Instructions to follow: Lines holding the string "structured" are the ones to copy from this listing.

Data for the task:

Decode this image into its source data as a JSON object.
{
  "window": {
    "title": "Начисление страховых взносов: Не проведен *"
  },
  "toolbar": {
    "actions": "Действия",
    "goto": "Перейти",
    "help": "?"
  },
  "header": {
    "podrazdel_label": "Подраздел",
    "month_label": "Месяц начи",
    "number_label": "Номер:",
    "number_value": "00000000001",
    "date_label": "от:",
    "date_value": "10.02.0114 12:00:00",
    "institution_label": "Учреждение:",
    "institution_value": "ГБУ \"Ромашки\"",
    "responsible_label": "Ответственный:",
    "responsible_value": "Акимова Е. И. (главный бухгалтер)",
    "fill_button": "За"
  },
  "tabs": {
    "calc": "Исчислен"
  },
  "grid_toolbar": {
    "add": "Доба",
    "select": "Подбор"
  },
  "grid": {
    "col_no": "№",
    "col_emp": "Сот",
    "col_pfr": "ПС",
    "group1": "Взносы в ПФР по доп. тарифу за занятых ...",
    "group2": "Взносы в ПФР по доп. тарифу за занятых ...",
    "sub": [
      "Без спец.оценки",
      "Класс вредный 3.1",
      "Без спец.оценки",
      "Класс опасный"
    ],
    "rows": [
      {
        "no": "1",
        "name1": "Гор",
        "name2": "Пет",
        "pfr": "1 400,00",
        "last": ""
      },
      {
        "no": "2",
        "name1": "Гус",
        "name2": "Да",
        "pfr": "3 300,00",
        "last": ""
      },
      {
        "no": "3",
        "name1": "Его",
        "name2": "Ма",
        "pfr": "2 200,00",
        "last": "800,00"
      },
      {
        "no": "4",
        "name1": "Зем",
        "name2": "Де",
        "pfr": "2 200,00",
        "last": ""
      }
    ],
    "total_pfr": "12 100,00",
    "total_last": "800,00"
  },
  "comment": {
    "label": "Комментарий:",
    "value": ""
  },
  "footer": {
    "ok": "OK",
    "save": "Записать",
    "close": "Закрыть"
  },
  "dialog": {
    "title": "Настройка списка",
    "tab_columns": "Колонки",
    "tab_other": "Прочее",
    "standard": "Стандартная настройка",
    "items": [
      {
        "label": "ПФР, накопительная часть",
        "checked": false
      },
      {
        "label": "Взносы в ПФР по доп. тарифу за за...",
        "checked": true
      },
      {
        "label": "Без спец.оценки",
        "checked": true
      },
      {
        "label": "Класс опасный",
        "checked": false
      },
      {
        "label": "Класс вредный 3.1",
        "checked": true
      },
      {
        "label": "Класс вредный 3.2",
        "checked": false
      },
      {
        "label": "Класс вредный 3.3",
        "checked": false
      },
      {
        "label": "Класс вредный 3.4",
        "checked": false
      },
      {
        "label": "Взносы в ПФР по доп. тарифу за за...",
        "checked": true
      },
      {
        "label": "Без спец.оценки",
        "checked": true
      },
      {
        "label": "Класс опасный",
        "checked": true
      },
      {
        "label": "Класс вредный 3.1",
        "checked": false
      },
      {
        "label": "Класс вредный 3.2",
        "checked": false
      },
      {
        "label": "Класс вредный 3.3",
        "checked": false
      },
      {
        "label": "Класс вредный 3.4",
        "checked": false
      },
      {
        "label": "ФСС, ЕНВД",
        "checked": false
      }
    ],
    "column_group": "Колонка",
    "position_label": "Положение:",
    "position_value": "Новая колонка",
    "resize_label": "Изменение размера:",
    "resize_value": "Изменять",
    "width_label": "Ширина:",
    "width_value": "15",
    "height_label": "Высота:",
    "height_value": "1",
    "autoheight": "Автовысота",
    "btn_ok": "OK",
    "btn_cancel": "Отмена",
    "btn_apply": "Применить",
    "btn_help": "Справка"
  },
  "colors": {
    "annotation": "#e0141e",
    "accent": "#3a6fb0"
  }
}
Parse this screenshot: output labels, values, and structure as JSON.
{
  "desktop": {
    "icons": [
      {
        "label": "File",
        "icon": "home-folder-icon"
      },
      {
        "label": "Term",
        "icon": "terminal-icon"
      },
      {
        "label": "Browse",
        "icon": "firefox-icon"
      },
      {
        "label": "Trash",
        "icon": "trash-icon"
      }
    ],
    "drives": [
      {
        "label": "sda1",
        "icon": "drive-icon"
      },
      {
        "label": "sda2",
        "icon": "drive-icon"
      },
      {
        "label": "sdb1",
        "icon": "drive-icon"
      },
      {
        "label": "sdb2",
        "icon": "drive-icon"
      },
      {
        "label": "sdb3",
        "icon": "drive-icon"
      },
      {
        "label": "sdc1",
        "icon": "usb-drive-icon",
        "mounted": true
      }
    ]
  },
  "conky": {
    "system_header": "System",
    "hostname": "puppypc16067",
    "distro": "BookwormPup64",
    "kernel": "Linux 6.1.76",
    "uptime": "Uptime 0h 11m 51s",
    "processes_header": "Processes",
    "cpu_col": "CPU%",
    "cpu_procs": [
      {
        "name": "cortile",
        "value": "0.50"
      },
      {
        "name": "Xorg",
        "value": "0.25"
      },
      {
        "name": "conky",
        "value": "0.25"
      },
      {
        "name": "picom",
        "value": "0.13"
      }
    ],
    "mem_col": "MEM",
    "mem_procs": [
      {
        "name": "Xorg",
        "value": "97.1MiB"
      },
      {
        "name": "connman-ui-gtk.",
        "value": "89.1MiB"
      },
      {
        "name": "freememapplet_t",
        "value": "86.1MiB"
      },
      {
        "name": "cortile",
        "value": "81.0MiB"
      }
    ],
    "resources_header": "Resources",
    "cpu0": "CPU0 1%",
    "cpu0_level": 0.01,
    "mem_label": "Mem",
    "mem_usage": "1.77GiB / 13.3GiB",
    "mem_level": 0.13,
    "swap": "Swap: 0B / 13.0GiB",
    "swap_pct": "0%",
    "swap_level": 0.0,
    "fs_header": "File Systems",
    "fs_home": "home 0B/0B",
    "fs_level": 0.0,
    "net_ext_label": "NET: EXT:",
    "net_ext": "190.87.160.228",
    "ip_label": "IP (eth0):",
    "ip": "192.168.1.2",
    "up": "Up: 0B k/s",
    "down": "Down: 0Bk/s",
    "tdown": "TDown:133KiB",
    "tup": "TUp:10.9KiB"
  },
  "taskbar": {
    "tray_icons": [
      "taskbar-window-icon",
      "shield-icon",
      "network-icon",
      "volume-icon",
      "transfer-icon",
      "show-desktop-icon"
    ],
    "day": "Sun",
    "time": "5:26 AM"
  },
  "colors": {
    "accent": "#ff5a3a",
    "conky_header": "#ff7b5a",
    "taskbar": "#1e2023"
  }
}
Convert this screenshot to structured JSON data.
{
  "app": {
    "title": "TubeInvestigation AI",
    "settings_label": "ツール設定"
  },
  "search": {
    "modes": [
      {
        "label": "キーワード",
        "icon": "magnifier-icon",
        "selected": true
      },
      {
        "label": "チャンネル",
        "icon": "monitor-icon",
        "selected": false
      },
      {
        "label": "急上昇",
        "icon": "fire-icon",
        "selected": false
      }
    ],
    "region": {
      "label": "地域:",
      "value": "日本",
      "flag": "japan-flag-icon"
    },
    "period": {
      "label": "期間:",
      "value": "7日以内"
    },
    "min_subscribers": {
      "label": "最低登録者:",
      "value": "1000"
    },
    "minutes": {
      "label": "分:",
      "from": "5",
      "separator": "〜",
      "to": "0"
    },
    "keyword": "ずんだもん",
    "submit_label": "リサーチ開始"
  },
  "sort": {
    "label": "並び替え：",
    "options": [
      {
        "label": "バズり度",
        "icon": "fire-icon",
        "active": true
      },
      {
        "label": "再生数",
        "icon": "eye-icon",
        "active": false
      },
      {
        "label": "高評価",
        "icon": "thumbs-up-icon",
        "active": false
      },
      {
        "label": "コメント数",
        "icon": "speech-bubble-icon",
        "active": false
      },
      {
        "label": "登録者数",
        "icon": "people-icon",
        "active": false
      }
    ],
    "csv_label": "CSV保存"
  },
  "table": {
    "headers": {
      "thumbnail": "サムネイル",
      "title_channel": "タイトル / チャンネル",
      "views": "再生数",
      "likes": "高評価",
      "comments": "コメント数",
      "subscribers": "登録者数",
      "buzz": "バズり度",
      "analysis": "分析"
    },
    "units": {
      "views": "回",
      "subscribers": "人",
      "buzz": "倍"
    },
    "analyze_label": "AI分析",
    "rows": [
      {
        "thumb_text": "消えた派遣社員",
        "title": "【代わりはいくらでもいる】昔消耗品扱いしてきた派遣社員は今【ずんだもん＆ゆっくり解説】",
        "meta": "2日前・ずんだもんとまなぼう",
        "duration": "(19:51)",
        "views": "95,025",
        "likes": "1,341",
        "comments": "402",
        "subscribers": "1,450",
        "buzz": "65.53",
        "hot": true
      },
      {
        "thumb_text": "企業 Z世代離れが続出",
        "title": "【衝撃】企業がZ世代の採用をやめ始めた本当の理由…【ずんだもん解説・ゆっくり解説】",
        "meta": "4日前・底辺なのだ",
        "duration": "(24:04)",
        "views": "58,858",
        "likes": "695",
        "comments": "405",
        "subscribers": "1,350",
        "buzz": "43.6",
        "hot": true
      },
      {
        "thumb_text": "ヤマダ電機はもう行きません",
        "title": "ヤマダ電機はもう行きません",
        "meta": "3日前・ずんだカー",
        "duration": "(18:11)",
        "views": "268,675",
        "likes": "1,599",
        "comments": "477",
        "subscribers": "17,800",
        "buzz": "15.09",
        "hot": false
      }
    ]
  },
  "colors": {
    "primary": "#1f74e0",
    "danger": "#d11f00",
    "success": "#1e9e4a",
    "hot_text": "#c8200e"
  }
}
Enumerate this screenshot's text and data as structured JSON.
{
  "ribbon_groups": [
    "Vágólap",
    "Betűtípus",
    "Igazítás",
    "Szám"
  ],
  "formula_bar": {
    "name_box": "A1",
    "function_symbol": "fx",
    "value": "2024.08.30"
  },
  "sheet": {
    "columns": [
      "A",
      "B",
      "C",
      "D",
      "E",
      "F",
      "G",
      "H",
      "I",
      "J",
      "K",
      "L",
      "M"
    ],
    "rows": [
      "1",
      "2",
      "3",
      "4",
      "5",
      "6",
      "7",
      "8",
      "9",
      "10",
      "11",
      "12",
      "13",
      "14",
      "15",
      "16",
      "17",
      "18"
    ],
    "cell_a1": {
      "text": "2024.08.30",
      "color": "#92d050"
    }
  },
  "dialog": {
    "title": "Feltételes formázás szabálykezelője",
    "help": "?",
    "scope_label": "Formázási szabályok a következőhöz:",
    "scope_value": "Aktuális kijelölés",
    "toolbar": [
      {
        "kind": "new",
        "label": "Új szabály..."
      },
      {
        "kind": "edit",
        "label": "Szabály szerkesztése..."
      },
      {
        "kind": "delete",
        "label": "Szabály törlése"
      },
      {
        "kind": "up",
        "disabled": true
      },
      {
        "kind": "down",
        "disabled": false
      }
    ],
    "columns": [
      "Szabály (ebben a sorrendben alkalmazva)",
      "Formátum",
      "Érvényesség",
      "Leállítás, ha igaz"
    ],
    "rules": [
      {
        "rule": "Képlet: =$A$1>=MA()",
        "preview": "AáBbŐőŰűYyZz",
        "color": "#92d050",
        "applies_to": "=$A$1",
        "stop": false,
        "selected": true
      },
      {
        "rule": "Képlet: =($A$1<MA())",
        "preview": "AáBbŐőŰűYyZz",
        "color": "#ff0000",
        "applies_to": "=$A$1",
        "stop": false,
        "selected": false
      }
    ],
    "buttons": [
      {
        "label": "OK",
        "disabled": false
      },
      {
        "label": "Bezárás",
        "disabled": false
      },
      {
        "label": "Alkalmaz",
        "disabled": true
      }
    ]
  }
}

Answer space:
Convert this screenshot to structured JSON data.
Enumerate this screenshot's text and data as structured JSON.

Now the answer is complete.